• **EXERCISE OBJECTIVE**
From the first line to the last, reproduce the records exactly as they appear below.

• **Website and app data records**
========

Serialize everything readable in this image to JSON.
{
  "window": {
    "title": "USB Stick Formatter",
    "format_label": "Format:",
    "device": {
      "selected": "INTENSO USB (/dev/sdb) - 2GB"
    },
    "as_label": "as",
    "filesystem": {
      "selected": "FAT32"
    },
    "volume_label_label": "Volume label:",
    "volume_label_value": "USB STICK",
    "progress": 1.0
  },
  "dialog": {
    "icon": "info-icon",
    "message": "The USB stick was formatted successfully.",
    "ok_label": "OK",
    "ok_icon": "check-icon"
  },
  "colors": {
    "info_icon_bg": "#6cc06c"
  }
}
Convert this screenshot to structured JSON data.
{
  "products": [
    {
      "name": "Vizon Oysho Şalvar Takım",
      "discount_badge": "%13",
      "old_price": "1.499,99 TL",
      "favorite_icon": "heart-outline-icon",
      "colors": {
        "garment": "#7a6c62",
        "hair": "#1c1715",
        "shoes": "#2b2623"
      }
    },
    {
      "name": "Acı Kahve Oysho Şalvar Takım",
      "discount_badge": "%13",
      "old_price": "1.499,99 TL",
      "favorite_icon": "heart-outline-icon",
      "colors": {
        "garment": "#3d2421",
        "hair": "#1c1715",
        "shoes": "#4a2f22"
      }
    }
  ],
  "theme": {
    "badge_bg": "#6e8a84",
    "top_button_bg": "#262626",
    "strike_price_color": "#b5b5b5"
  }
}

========

• **SOLUTION TO THIS PROBLEM**
Serialize everything readable in this image to JSON.
{
  "window": {
    "title": "USB Stick Formatter",
    "format_label": "Format:",
    "device": {
      "selected": "INTENSO USB (/dev/sdb) - 2GB"
    },
    "as_label": "as",
    "filesystem": {
      "selected": "FAT32"
    },
    "volume_label_label": "Volume label:",
    "volume_label_value": "USB STICK",
    "progress": 1.0
  },
  "dialog": {
    "icon": "info-icon",
    "message": "The USB stick was formatted successfully.",
    "ok_label": "OK",
    "ok_icon": "check-icon"
  },
  "colors": {
    "info_icon_bg": "#6cc06c"
  }
}
Convert this screenshot to structured JSON data.
{
  "products": [
    {
      "name": "Vizon Oysho Şalvar Takım",
      "discount_badge": "%13",
      "old_price": "1.499,99 TL",
      "favorite_icon": "heart-outline-icon",
      "colors": {
        "garment": "#7a6c62",
        "hair": "#1c1715",
        "shoes": "#2b2623"
      }
    },
    {
      "name": "Acı Kahve Oysho Şalvar Takım",
      "discount_badge": "%13",
      "old_price": "1.499,99 TL",
      "favorite_icon": "heart-outline-icon",
      "colors": {
        "garment": "#3d2421",
        "hair": "#1c1715",
        "shoes": "#4a2f22"
      }
    }
  ],
  "theme": {
    "badge_bg": "#6e8a84",
    "top_button_bg": "#262626",
    "strike_price_color": "#b5b5b5"
  }
}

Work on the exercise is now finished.